Zulfikar Ali Bhutto (Urdu: ذُوالفِقار علی بُھٹّو ), (Sindhi: ذوالفقار علي ڀُٽو) Sindhi pronunciation: ) (5 January 1928 – 4 April 1979) was a Pakistani politician who served as Prime Minister of Pakistan from 1973 to 1977, and prior to that as the fourth President of Pakistan from 1971 to 1973. He is revered by his followers in Pakistan as Quaid-i-Awam (Urdu: قائد عوام People's Leader). He was also the founder of the Pakistan People's Party (PPP) and served as its chairman until his execution in 1979.

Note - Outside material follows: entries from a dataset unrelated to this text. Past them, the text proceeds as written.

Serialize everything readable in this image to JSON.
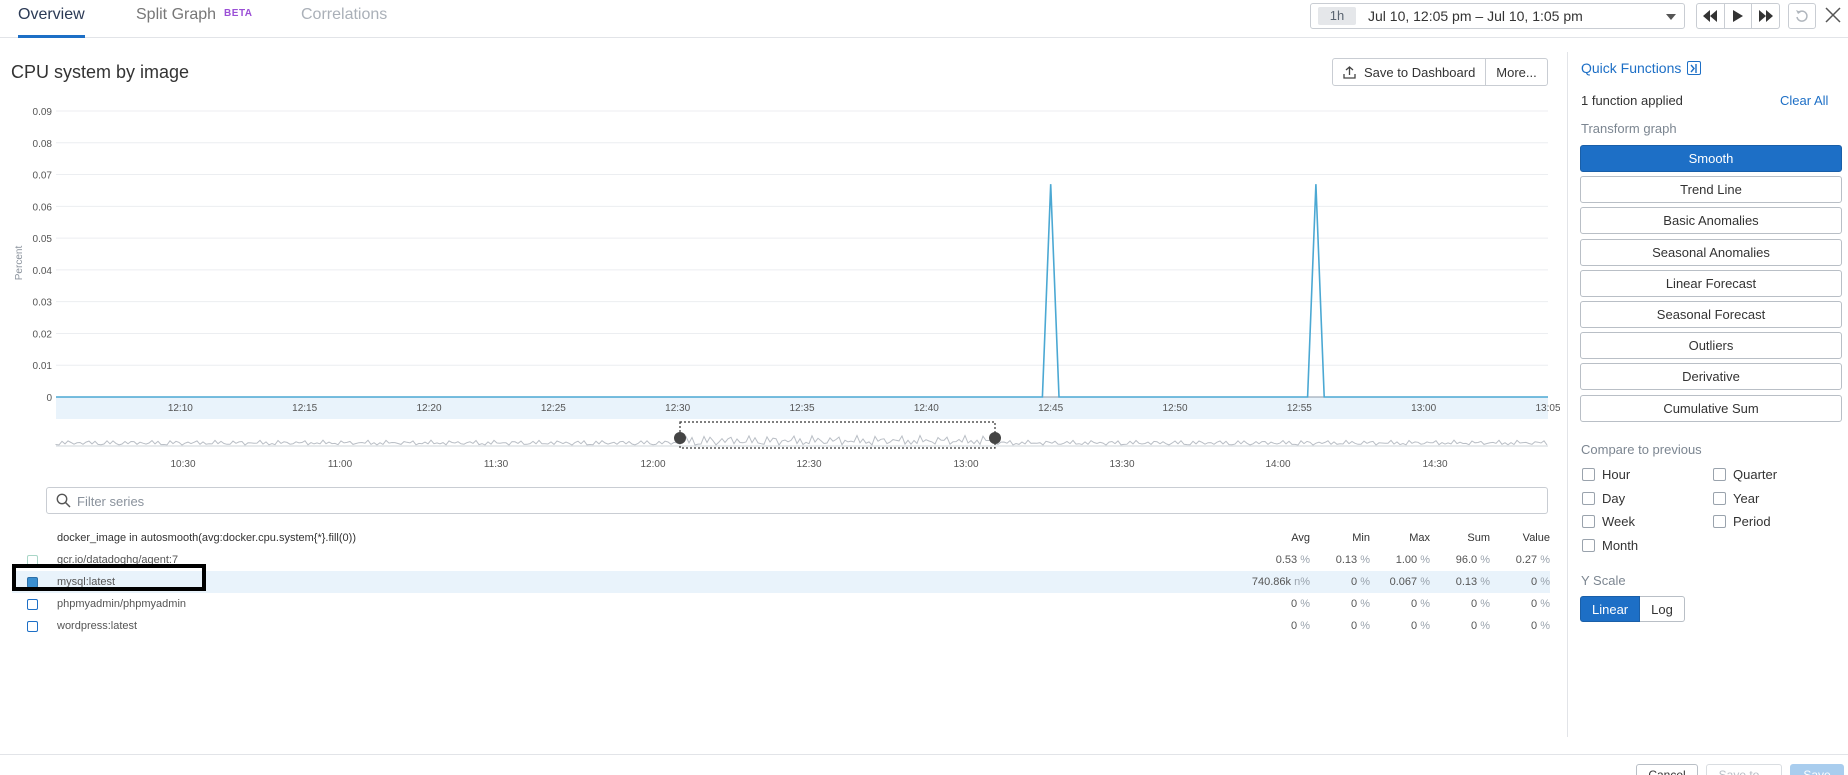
{
  "tabs": [
    {
      "label": "Overview"
    },
    {
      "label": "Split Graph",
      "badge": "BETA"
    },
    {
      "label": "Correlations"
    }
  ],
  "timepicker": {
    "duration": "1h",
    "range": "Jul 10, 12:05 pm – Jul 10, 1:05 pm"
  },
  "graph": {
    "title": "CPU system by image",
    "save_label": "Save to Dashboard",
    "more_label": "More..."
  },
  "chart_data": {
    "type": "line",
    "ylabel": "Percent",
    "ylim": [
      0,
      0.09
    ],
    "yticks": [
      "0",
      "0.01",
      "0.02",
      "0.03",
      "0.04",
      "0.05",
      "0.06",
      "0.07",
      "0.08",
      "0.09"
    ],
    "xticks": [
      "12:10",
      "12:15",
      "12:20",
      "12:25",
      "12:30",
      "12:35",
      "12:40",
      "12:45",
      "12:50",
      "12:55",
      "13:00",
      "13:05"
    ],
    "x_range": [
      "12:05",
      "13:05"
    ],
    "series": [
      {
        "color": "#4ba8d3",
        "points": [
          [
            "12:05",
            0
          ],
          [
            "12:44:40",
            0
          ],
          [
            "12:45",
            0.067
          ],
          [
            "12:45:20",
            0
          ],
          [
            "12:55:20",
            0
          ],
          [
            "12:55:40",
            0.067
          ],
          [
            "12:56",
            0
          ],
          [
            "13:05",
            0
          ]
        ]
      }
    ],
    "overview_ticks": [
      "10:30",
      "11:00",
      "11:30",
      "12:00",
      "12:30",
      "13:00",
      "13:30",
      "14:00",
      "14:30"
    ]
  },
  "filter": {
    "placeholder": "Filter series"
  },
  "legend": {
    "query": "docker_image in autosmooth(avg:docker.cpu.system{*}.fill(0))",
    "columns": [
      "Avg",
      "Min",
      "Max",
      "Sum",
      "Value"
    ],
    "rows": [
      {
        "name": "gcr.io/datadoghq/agent:7",
        "avg": "0.53",
        "avg_u": "%",
        "min": "0.13",
        "min_u": "%",
        "max": "1.00",
        "max_u": "%",
        "sum": "96.0",
        "sum_u": "%",
        "value": "0.27",
        "value_u": "%"
      },
      {
        "name": "mysql:latest",
        "avg": "740.86k",
        "avg_u": "n%",
        "min": "0",
        "min_u": "%",
        "max": "0.067",
        "max_u": "%",
        "sum": "0.13",
        "sum_u": "%",
        "value": "0",
        "value_u": "%"
      },
      {
        "name": "phpmyadmin/phpmyadmin",
        "avg": "0",
        "avg_u": "%",
        "min": "0",
        "min_u": "%",
        "max": "0",
        "max_u": "%",
        "sum": "0",
        "sum_u": "%",
        "value": "0",
        "value_u": "%"
      },
      {
        "name": "wordpress:latest",
        "avg": "0",
        "avg_u": "%",
        "min": "0",
        "min_u": "%",
        "max": "0",
        "max_u": "%",
        "sum": "0",
        "sum_u": "%",
        "value": "0",
        "value_u": "%"
      }
    ]
  },
  "quick_functions": {
    "title": "Quick Functions",
    "applied": "1 function applied",
    "clear_all": "Clear All",
    "transform_label": "Transform graph",
    "functions": [
      "Smooth",
      "Trend Line",
      "Basic Anomalies",
      "Seasonal Anomalies",
      "Linear Forecast",
      "Seasonal Forecast",
      "Outliers",
      "Derivative",
      "Cumulative Sum"
    ],
    "compare_label": "Compare to previous",
    "compare": [
      "Hour",
      "Quarter",
      "Day",
      "Year",
      "Week",
      "Period",
      "Month"
    ],
    "yscale_label": "Y Scale",
    "yscale": [
      "Linear",
      "Log"
    ]
  },
  "footer": {
    "cancel": "Cancel",
    "save_to": "Save to...",
    "save": "Save"
  }
}
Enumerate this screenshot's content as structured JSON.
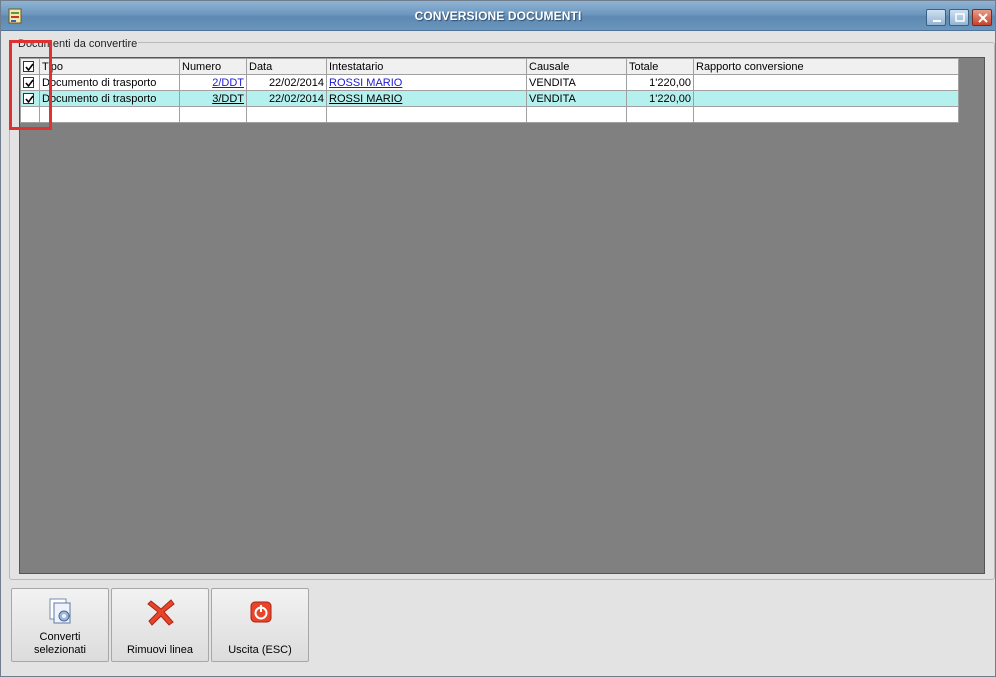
{
  "window": {
    "title": "CONVERSIONE DOCUMENTI"
  },
  "group": {
    "label": "Documenti da convertire"
  },
  "grid": {
    "columns": [
      "Tipo",
      "Numero",
      "Data",
      "Intestatario",
      "Causale",
      "Totale",
      "Rapporto conversione"
    ],
    "rows": [
      {
        "checked": true,
        "tipo": "Documento di trasporto",
        "numero": "2/DDT",
        "data": "22/02/2014",
        "intestatario": "ROSSI MARIO",
        "causale": "VENDITA",
        "totale": "1'220,00",
        "rapporto": ""
      },
      {
        "checked": true,
        "tipo": "Documento di trasporto",
        "numero": "3/DDT",
        "data": "22/02/2014",
        "intestatario": "ROSSI MARIO",
        "causale": "VENDITA",
        "totale": "1'220,00",
        "rapporto": ""
      }
    ]
  },
  "buttons": {
    "convert_line1": "Converti",
    "convert_line2": "selezionati",
    "remove": "Rimuovi linea",
    "exit": "Uscita (ESC)"
  },
  "icons": {
    "app": "app-icon",
    "convert": "documents-gear-icon",
    "remove": "red-x-icon",
    "exit": "power-icon"
  },
  "colors": {
    "titlebar": "#6e98bf",
    "selected_row": "#b4f0ee",
    "link": "#1a1ad6",
    "highlight": "#e03030"
  }
}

Educated at Berkeley and Oxford, Bhutto trained as a barrister at Lincoln's Inn. He entered politics as one of President Iskander Mirza's cabinet members, before being assigned several ministries during erstwhile General and subsequent President Ayub Khan's military rule. Appointed foreign minister in 1963, Bhutto was a proponent of Operation Gibraltar in Indian-controlled Kashmir, leading to war with India in 1965. After the Tashkent Agreement ended hostilities, Bhutto fell out with Ayub and was sacked from government. He founded the PPP in 1967, contesting general elections in 1970. While the Awami League won a majority of seats overall, the PPP won a majority of seats in West Pakistan; the two parties were unable to agree on a new constitution in particular on the issue of Six Point Movement which many in West Pakistan saw as a way to break up the country. Subsequent uprisings led to the secession of Bangladesh, and Pakistan losing the war against Bangladesh-allied India in 1971. Bhutto was handed over the presidency in December 1971 and emergency rule was imposed.
When Bhutto set about rebuilding Pakistan, he stated his intention was to "rebuild confidence and rebuild hope for the future". By July 1972, Bhutto had recovered 93,000 prisoners of war and 5,000 square miles of Indian-held territory after signing the Simla Agreement. In foreign affairs, he strengthened ties with the Soviet Union, China and Saudi Arabia, and recognised the sovereignty of Bangladesh. Domestically, Bhutto's reign saw parliament unanimously approve a new constitution in 1973, after which he endorsed Fazal Ilahi's bid for president, and assumed instead the newly empowered office of prime minister. He also played an integral role in initiating the atomic bomb programme. His economic programme was based on the nationalization of much of Pakistan's industries, and expansion of the Welfare State by introducing minimum wage and old age benefits. In addition Bhutto launched the process of industrial reconstruction by establishing Pakistan Steel Mills and Port Qasim. Bhutto dissolved the Balochistan Assembly following the discovery of arms from Iraq destined for rebels, this was met with unrest, Bhutto responded by introducing a series of political and economic reforms.
The PPP won the 1977 parliamentary elections; however, a conservative alliance alleged widespread rigging and civil disorder escalated across Pakistan. On 5 July 1977, chief of army staff General Zia-ul-Haq deposed Bhutto in a bloodless coup, ironically code named "Operation Fair Play" and had the former prime minister controversially tried and executed by the Supreme Court in 1979 for authorising the murder of a political opponent, Ahmad Raza Khan Kasuri. While Bhutto's legacy is contentious, his party, the PPP, remains one of the largest in Pakistan and his daughter Benazir Bhutto emerged as prime minister after winning the Pakistani General elections of 1988 following Zia's death.
Zulfikar Ali Bhutto belonged to a Muslim arain family. He was born in Sindh to Sir Shah Nawaz Bhutto and Khursheed Begum (née Lakhi Bai) near Larkana. Zulfikar was their third child—their first one, Sikandar Ali, had died from pneumonia at age seven in 1914, and the second, Imdad Ali, died of cirrhosis at age 39 in 1953. His father was the dewan of the princely state of Junagadh, and enjoyed an influential relationship with the officials of the British Raj. As a young boy, Bhutto moved to Worli Seaface in Bombay to study at the Cathedral and John Connon School. He then also became an activist in the Pakistan Movement. In 1943, his marriage was arranged with Shireen Amir Begum. He later divorced her in 1945, however, in order to remarry. In 1947, Bhutto was admitted to the University of Southern California to study political science.